Large amounts of construction materials will be needed both in Sweden and other European countries for capping landfills that will be closed in the near future. In order to reduce exploitation of virgin materials and to save natural resources, an option can be utilization of various types of secondary construction materials (SCM) e.g. ash, slag, sand from fluid bed incineration and compost. However, at the same time this may represent potential risks due to the release of trace elements and other pollutants into environment. The main aim of this work is to evaluate the environmental impact of water that discharges from different parts of a landfill cover built with ashes and other SCM.From 2003 to 2005, a four hectares large test area was established at Tveta landfill, southwest of Stockholm, Sweden. Test area is divided into six sub areas with regard to different recycled materials used in different layers of the cover construction (Figure 1).Figure 1. Design of the landfill cover test area at the Tveta landfill. BA = Bottom ash; FA = Fly ash; FC = Friedland clay Infiltrating water through the landfill cover either drains off in the drainage layer as drainage water or percolates through the liner into landfill body as leachate. At Tveta landfill, leachate amounts between 1 l (m2 yr)-1 and 30 l (m2 yr)-1 have been observed below highly compacted ash liner. Results show that leachate samples have higher pH, salt forming elements (e.g. K, Na, Ca and Cl) and concentrations of Cd, Ba As, Al, and Mo, and lower concentrations of Mn, Zn, Mg, Fe, Ni, and Pb compared to drainage water. The concentrations of Cr and total N are in the same range in leachate and drainage water while NH4-N is higher in leachate. Leachate of areas 1 and 4 shows higher content of organic matter than drainage water in these areas. A strong correlation is observed between EC, K, Na and Cl as well as between Cu and TOC. The comparison of the leachate and drainage water quality with different limit values showed that the leachate had elevated concentrations of As, Mo, Cl and nitrogen while the drainage water was mainly contaminated by Ni, Zn, Cl and nitrogen with the addition of As, Cu, Mo, and Pb in areas 2 and 4.Following conclusions can be drawn by now:The hydraulic properties of the landfill cover satisfy legislative requirements for non hazardous waste landfills; in some cases/areas also for hazardous waste landfills.Most of the infiltrating water through the landfill cover is discharged as drainage water. Thus, the design of layers above the liner is most important with regard to the environmental impact of the construction. Both leachate and drainage water need treatment before discharge into the local recipient. Organic matter in the protection layer is likely to contribute to the mobilization of Cu and Ni in short term.The sea might be a suitable recipient in cases where ashes are used in landfill covers because both leachate and drainage contain salt forming elements in elevated concentrations which may harm groundwater or freshwater but do not pose a risk to salt-water.The leaching of most pollutants did not show any clear tendencies during first three years. Thus, assessing the time period for treatment needs is difficult. However, it is expected that the contaminants in the drainage water will be depleted within few decades.Leachate might be contaminated by salt forming and trace elements for one hundred years. However, generated leachate amounts are low and it is expected that leachate from landfill cover will not influence overall landfill leachate with full extent.The ageing of the ashes in connection with mineral transformations is an important process that is expected to reduce the release of pollutants. Further research is needed with regard to long term changes of the material properties and the treatment needs for water.

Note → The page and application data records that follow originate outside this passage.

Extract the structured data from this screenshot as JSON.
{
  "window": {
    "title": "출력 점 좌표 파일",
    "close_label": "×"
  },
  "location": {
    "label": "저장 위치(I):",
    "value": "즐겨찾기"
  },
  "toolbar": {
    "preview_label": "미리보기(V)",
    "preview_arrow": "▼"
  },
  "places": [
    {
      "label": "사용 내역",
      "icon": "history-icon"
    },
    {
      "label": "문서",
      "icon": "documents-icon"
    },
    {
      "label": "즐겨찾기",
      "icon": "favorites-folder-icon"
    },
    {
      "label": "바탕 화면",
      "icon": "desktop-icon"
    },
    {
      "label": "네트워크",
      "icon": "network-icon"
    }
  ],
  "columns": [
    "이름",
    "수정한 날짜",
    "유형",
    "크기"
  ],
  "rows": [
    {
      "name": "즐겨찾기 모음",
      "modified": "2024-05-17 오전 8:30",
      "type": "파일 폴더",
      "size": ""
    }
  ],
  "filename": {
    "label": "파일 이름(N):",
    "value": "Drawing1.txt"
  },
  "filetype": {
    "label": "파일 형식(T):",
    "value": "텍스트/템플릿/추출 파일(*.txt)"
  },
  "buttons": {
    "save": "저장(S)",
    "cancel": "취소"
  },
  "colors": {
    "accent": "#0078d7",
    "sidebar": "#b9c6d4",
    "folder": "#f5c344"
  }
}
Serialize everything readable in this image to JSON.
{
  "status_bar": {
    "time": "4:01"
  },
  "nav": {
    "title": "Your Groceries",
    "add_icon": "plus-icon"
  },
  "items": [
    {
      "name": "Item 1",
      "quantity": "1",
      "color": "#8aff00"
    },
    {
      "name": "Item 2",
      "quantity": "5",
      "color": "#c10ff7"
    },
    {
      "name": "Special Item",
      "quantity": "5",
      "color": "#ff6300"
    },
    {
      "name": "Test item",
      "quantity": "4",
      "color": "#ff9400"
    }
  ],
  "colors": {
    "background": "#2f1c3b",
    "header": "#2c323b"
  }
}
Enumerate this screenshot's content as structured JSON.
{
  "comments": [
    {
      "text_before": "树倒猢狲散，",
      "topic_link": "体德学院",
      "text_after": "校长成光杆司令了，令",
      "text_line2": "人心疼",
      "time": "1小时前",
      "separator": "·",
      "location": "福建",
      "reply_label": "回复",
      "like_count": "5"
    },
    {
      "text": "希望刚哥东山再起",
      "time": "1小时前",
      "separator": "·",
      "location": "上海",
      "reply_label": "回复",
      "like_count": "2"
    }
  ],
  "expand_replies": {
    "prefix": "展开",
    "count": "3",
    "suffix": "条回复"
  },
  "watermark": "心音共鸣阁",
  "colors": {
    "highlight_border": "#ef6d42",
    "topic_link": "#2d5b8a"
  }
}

Cagliari: CISA, Environmental Sanitary Engineering Centre , 2007.
International Waste Management and Landfill Symposium : 01/10/2007 - 05/10/2007